Establishing a Product Organization Structure
One of the essential areas of responsibility for product leaders is setting up the organizational structure of the product development department. For an overview, read my high-level article on product leadership responsibilities, or continue reading for a deep dive on org design.
Creating digital products is a complex undertaking. Any non-trivial digital product requires multiple people with different skill sets to cooperate in the discovery, design, development, operation, and distribution of the product. This cooperation needs some degree of formalization in the form of an organizational structure and processes. Org structure determines the “who” (who works together with whom), and processes determine the “how” (what are the steps to take in the work). In addition to these formal aspects, informal aspects like culture of course also play an important role, but in this article I will focus on the formal aspect org structure specifically. I am planning future articles on processes and culture.
In general, the larger an organization, the more formal structure is required. A startup of five people can still get away with very little formal structure. Everyone can still talk to everyone, coordination is relatively cheap. Chances are that even at this size, there will be some formalization, though — likely one of the five has the job title “CEO” and the others, well, don’t.

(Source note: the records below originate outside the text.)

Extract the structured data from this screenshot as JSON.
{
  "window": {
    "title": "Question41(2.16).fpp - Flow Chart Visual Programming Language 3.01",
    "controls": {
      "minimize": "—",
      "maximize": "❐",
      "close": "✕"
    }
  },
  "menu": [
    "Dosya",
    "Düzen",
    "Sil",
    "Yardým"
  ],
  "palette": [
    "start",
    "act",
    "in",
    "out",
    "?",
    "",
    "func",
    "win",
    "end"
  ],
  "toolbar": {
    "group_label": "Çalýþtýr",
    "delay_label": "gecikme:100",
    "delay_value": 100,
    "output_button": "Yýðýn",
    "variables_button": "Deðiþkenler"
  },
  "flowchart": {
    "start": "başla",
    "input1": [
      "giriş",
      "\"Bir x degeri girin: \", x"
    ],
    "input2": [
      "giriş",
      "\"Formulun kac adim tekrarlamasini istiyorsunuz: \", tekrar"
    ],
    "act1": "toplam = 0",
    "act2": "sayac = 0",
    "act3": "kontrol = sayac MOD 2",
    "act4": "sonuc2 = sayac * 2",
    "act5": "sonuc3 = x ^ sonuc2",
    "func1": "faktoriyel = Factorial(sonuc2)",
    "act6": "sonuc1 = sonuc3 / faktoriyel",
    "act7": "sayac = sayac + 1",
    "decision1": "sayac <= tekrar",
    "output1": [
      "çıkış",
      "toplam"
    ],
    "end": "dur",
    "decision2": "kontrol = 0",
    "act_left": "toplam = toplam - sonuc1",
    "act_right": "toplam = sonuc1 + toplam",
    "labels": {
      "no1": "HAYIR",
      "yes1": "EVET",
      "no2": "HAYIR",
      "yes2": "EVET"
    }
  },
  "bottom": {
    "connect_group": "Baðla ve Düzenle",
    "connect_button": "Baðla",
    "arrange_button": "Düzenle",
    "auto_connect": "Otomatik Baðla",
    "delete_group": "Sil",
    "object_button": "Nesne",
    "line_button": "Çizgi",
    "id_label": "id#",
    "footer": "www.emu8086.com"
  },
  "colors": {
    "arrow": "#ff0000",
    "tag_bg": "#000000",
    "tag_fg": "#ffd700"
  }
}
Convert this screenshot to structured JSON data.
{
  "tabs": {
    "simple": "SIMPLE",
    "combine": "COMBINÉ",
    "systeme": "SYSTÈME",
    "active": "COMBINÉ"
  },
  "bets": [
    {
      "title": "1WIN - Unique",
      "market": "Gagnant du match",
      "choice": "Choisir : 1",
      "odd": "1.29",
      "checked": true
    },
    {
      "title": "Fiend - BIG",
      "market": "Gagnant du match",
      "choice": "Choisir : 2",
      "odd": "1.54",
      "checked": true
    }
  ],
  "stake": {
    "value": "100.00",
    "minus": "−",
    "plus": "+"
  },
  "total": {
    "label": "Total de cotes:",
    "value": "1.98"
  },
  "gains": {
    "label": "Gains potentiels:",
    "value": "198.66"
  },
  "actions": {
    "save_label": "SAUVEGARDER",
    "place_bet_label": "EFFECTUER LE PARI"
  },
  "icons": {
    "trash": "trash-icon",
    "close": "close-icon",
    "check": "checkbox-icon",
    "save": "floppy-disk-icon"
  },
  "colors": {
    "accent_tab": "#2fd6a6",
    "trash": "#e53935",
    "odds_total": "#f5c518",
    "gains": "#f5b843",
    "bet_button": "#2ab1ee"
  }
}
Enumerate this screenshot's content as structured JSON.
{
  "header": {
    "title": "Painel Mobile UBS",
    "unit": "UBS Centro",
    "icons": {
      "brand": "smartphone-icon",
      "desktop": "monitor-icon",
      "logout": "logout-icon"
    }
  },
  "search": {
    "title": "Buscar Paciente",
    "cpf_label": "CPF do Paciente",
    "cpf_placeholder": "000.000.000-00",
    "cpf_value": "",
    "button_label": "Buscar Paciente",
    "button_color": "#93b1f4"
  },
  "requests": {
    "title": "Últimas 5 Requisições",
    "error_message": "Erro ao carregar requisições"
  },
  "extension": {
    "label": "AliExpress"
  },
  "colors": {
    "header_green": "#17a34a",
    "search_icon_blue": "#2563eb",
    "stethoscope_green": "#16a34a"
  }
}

It’s easy to see why larger organizations need formalized substructures. The number of one-to-one relationships grows with the square of the number of people. In a five-person team, there are 10 one-to-one relationships. In a ten-person team, the number is already 45. For a 20-person team, we’re looking at 190 relationships, and for a 100-person team, a whopping 4950. Another way to think about this: in a 100-person company, hiring someone new means they have potential relationships with each of the existing 100 people. Clearly, we need substructures for larger teams, or people will be so busy just managing their various relationships and interfaces with other people that they won’t get any work done.